Steven Ivory

*Last week the Miss USA Pageant presented official pictures of  contestants in lingerie under the theme, “Waking Up in Vegas.”  That same week in Pomona, California, a troupe of seven  and eight year-old girls  in  barely-there outfits made headlines dancing  provocatively to Beyonce’s “All The Single Ladies.”  

Uncanny coincidence? More like a sad sign of the times. In an age where man routinely lives in space, on earth women still can’t catch a break. In the 21st century, the exploitation of women is as systematic and shameless as it has ever been in any period of time.  

The Miss USA organization didn’t even bother to deny its pandering.  On the morning TV new shows, its president, Paula Shugart, gloatingly admitted the media wouldn’t be talking about the pageant if it weren’t for the racy photos; she appreciated the exposure, no pun intended.

Donald Trump, who has a financial stake in both Miss USA and Miss Universe contests, insisted the black and white photos   of  entrants  in various stages of undress, were “art.” The images, he said, “Push the envelope.”  

Hardly.  Women wear less in fashion magazine ads. To be fair, based on what we’ve come to accept in popular culture, the photos aren’t a big deal. It’s just that you don’t expect  contestants of Miss USA–which, despite the  swim suit competition, has  long claimed the pageant celebrates the intelligence and emancipation of women–to be scantily clad in photos designed to portray waking up half dressed and alone in a hotel room, presumably after a night of all-liberating,  shackle-breaking…sex?

It all seems a tad hypocritical on the part of Trump and company.  Last year the organization terminated the contract of   Miss California 2009/Miss USA 2009 runner-up Carrie Prejean  (who took heat for saying she believed marriage should be between a man and a woman), because of  a past that included a  sex tape–a real version of  what the “Waking Up In Vegas” photos emulated.  It wasn’t disclosed whether  Prejean returned the five grand the Miss California organization fronted her for breast implants.  

I’m probably reading too much into the Miss USA photos. Those images very well could be how those women look after a torrid night curled up with  “The Tipping Point.”  As Miss USA officials kept harping, these young women weren’t required to pose for the photos, they CHOSE to–as if  a mere willingness to participate is the difference  between personal empowerment and centuries-old, institutionalized objectification.

However, unlike those Miss USA contestants, the seven and eight year-olds in the dance troupe weren’t allowed the opportunity to grow up and decipher the distinction and make the choice to perform like this before an audience or, as it turns out, a camera; some irresponsible adult teacher/choreographer made that decision for them.  

I saw three different  TV news stories featuring the dance troupe.  Each time they teased the segment,  I’d get up for it.  I phoned people and told them it was coming on. I took more interest in watching that footage than I should have.  
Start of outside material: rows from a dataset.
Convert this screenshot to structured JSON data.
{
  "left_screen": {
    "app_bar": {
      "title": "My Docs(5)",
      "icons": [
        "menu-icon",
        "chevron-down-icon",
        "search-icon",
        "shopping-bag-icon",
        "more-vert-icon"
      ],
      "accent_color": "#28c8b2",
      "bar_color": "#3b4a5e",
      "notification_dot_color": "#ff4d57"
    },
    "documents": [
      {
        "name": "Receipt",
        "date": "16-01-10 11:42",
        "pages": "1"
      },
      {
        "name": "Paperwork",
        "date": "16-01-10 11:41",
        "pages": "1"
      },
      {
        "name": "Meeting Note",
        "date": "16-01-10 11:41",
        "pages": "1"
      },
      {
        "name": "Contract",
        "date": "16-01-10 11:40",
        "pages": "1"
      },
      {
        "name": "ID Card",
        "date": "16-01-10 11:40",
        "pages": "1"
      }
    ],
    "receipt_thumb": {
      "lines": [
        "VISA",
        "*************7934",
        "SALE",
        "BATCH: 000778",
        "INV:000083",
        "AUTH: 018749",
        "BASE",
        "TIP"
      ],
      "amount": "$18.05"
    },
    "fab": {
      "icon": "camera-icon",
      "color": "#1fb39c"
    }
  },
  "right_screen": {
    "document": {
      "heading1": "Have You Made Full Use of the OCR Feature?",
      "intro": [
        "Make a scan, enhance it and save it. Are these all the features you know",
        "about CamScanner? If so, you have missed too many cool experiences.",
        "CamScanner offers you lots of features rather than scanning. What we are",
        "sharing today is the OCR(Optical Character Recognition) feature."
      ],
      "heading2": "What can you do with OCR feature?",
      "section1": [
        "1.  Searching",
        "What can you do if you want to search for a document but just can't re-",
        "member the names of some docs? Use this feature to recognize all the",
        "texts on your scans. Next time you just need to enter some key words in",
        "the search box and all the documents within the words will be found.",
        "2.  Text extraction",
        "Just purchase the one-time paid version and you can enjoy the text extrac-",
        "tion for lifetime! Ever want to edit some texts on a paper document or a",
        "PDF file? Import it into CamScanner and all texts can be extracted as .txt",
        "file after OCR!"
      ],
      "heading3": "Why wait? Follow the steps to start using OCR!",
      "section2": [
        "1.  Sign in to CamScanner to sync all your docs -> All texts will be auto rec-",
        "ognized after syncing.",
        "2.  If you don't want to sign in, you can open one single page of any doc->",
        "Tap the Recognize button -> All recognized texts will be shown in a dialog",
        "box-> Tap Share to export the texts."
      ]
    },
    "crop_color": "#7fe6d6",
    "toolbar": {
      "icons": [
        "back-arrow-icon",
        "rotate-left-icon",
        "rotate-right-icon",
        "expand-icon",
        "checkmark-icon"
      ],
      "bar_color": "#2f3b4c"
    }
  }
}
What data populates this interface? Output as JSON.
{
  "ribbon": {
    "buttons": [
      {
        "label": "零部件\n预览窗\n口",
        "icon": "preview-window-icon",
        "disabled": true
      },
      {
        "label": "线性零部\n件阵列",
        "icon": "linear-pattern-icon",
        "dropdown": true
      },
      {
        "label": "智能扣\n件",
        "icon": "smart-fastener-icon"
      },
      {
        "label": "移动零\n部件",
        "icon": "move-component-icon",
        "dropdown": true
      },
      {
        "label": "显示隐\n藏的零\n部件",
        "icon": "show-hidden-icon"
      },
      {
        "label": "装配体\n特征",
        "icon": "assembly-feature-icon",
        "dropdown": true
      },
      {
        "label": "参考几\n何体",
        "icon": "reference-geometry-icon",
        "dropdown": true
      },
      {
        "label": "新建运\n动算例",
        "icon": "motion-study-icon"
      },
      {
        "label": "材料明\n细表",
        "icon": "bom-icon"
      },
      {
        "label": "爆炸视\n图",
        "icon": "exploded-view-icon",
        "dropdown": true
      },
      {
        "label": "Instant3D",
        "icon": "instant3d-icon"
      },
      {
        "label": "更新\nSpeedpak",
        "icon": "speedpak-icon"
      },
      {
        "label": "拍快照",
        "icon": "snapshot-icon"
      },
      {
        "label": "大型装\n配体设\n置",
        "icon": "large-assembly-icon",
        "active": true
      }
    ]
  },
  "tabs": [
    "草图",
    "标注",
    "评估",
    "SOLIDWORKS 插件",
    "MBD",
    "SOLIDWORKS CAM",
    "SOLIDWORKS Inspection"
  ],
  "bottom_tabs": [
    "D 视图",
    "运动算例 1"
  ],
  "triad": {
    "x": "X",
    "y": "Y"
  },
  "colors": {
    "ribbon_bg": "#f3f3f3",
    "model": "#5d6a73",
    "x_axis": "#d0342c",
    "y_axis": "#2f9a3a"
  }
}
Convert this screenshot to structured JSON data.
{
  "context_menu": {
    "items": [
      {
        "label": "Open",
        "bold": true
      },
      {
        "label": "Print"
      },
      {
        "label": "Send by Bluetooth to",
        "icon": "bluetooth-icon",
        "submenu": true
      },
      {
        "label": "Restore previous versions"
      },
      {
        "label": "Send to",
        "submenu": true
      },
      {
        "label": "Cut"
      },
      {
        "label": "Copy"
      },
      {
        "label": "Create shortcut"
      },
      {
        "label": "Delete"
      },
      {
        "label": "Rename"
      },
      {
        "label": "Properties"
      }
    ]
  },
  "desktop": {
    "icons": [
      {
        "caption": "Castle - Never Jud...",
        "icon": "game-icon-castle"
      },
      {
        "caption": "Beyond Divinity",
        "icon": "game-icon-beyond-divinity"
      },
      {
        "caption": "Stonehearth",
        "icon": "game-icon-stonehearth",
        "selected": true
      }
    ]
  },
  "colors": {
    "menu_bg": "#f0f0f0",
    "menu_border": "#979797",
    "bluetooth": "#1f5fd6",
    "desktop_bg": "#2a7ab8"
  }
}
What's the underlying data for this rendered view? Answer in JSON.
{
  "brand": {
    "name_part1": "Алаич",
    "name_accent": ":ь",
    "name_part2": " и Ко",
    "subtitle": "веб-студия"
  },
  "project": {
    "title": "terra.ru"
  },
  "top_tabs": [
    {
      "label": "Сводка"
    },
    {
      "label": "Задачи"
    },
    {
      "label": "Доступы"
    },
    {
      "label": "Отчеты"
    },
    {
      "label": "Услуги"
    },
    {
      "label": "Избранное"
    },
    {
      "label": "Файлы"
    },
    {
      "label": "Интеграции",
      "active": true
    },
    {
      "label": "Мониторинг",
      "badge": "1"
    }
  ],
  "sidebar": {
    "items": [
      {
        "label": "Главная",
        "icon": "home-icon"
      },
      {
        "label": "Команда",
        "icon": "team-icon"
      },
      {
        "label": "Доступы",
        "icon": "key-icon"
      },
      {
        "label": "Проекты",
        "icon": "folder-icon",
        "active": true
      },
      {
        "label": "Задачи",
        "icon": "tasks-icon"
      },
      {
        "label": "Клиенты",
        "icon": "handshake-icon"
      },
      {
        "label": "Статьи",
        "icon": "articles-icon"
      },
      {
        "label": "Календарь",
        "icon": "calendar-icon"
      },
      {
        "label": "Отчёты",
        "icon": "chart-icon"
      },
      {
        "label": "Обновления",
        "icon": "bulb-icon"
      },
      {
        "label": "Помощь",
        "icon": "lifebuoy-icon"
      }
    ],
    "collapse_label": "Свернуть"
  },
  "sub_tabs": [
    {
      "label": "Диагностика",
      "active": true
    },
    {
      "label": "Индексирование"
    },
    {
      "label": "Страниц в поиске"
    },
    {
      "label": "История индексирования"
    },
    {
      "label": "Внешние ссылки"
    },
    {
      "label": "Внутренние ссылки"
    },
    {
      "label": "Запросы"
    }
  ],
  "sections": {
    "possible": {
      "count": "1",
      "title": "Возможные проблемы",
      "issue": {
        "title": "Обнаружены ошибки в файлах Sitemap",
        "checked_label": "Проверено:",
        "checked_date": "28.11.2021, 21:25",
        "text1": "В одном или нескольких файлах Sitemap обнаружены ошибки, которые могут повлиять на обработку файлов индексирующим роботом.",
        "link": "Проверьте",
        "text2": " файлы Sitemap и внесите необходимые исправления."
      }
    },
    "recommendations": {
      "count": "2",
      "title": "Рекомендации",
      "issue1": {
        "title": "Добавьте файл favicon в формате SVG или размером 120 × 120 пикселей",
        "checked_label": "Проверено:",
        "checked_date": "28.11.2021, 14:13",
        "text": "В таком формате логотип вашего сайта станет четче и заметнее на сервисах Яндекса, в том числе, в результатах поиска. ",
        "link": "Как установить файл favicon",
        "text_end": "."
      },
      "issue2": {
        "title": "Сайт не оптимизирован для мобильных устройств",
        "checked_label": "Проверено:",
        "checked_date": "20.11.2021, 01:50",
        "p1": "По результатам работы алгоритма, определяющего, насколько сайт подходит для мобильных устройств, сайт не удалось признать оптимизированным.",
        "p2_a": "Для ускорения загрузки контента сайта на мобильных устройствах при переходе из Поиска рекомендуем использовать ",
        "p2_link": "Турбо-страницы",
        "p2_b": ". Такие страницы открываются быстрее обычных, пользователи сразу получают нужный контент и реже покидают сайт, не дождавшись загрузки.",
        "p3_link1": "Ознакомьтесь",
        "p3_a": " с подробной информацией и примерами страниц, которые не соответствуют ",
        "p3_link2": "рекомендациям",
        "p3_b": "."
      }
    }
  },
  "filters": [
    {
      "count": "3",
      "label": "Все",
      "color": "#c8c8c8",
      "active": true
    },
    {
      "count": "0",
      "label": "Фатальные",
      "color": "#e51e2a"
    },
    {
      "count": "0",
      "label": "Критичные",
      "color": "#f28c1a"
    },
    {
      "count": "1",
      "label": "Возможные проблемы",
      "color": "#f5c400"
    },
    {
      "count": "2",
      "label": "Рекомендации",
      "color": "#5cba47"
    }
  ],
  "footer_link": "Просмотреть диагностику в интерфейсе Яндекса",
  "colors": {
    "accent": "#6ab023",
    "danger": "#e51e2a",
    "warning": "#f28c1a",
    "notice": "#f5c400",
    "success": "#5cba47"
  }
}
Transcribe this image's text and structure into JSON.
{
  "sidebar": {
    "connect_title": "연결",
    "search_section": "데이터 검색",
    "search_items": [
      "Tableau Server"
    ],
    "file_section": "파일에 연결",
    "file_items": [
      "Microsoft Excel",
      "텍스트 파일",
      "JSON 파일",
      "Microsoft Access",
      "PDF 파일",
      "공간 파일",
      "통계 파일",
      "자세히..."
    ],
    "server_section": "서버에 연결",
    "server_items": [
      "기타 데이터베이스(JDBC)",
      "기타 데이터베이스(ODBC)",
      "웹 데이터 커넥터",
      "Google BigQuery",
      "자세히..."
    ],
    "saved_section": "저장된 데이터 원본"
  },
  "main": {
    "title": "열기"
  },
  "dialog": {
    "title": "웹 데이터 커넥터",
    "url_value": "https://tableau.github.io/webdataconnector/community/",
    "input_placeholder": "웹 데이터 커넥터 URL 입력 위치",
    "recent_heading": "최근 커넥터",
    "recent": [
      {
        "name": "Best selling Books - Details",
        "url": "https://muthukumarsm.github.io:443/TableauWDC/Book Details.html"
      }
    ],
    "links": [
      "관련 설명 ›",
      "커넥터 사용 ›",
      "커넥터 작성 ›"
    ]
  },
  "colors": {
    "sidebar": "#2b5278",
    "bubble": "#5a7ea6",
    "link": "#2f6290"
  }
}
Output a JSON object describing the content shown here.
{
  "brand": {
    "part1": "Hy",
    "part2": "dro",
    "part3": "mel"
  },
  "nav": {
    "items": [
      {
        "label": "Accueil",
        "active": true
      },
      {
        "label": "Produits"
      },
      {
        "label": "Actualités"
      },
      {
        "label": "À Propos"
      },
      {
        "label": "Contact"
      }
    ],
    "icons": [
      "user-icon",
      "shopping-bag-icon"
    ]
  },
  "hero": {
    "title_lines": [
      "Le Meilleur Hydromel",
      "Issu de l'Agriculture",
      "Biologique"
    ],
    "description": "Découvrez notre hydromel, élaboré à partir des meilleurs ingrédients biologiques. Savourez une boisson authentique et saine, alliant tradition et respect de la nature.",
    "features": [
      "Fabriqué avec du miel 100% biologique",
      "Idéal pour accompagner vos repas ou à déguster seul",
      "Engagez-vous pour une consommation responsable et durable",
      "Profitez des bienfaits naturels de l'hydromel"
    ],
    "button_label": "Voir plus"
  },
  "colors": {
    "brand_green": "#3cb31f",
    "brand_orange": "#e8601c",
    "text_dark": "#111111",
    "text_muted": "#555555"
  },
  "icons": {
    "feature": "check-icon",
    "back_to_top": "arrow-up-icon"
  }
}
But I was fascinated: car-wreck curious that BABIES who know nothing about men and sexuality and the myriad of emotions that go along with all that,  could move with such passion  and subtlety, accordingly.  I wondered what was going through their  minds as they did some of the more provocative moves.  I wondered what provoked the teacher. And I wondered what the hell the parents were thinking.  

And what were these impressionable  little girls so suggestively shimmying to?  “All The Single Ladies (Put A Ring On It),” which, to these innocents, is a tune from “Alvin and the Chipmunks: The Squeakquel,”  but to adults is Beyonce’s  anthemic taunt  to men, on behalf of single women, to either propose marriage or suffer the consequences of having other men pursue them.  

It’s been said that money makes the world go ’round. While love might compose its axis, Single Ladies the world over, whether divorced, or brand new to the game,  make the planet rotate.  All that running–to and away from men, forever in pursuit–that’s what makes the world go around.  And in the meantime, man exploits woman and woman exploits woman.

A man on the street asked a TV reporter if the little girls didn’t know what some of the moves suggested, then where is the harm? My answer would be that whether or not the kids know, WE know.  As adults, we know what those moves symbolize; we know the trouble those moves got us into. Let babies be babies. They’ll be Single Ladies soon enough.  

Steven Ivory’s book, FOOL IN LOVE (Touchstone/Simon & Schuster) is available at Amazon.com (www.Amazon.com).  Respond to him via [email protected]